- [YOUR ASSIGNMENT]
Scan the entries below and extract each line with the word "title" in it.

- [DATA SHOWN]
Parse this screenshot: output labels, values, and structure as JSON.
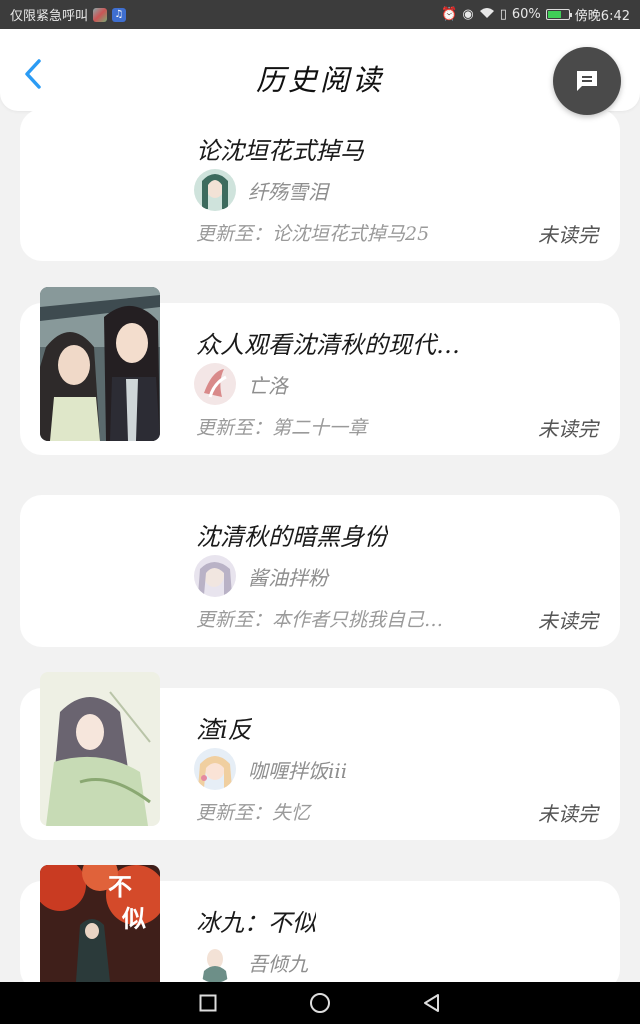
{
  "status_bar": {
    "left_text": "仅限紧急呼叫",
    "battery_text": "60%",
    "time_text": "傍晚6:42",
    "battery_level": 0.6
  },
  "header": {
    "title": "历史阅读",
    "back_icon": "chevron-left-icon",
    "fab_icon": "message-icon"
  },
  "colors": {
    "accent_blue": "#2b9bf4",
    "background": "#f2f2f2",
    "fab": "#4a4a4a",
    "battery_green": "#3fcf57"
  },
  "books": [
    {
      "title": "论沈垣花式掉马",
      "author": "纤殇雪泪",
      "update": "更新至：论沈垣花式掉马25",
      "status": "未读完",
      "has_cover": false
    },
    {
      "title": "众人观看沈清秋的现代…",
      "author": "亡洛",
      "update": "更新至：第二十一章",
      "status": "未读完",
      "has_cover": true
    },
    {
      "title": "沈清秋的暗黑身份",
      "author": "酱油拌粉",
      "update": "更新至：本作者只挑我自己…",
      "status": "未读完",
      "has_cover": false
    },
    {
      "title": "渣i反",
      "author": "咖喱拌饭iii",
      "update": "更新至：失忆",
      "status": "未读完",
      "has_cover": true
    },
    {
      "title": "冰九：不似",
      "author": "吾倾九",
      "update": "",
      "status": "",
      "has_cover": true,
      "cover_text": "不似"
    }
  ],
  "nav": {
    "recent_icon": "square-icon",
    "home_icon": "circle-icon",
    "back_icon": "triangle-back-icon"
  }
}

- [ANSWER TO THE EXERCISE]
    "title": "历史阅读",
      "title": "论沈垣花式掉马",
      "title": "众人观看沈清秋的现代…",
      "title": "沈清秋的暗黑身份",
      "title": "渣i反",
      "title": "冰九：不似",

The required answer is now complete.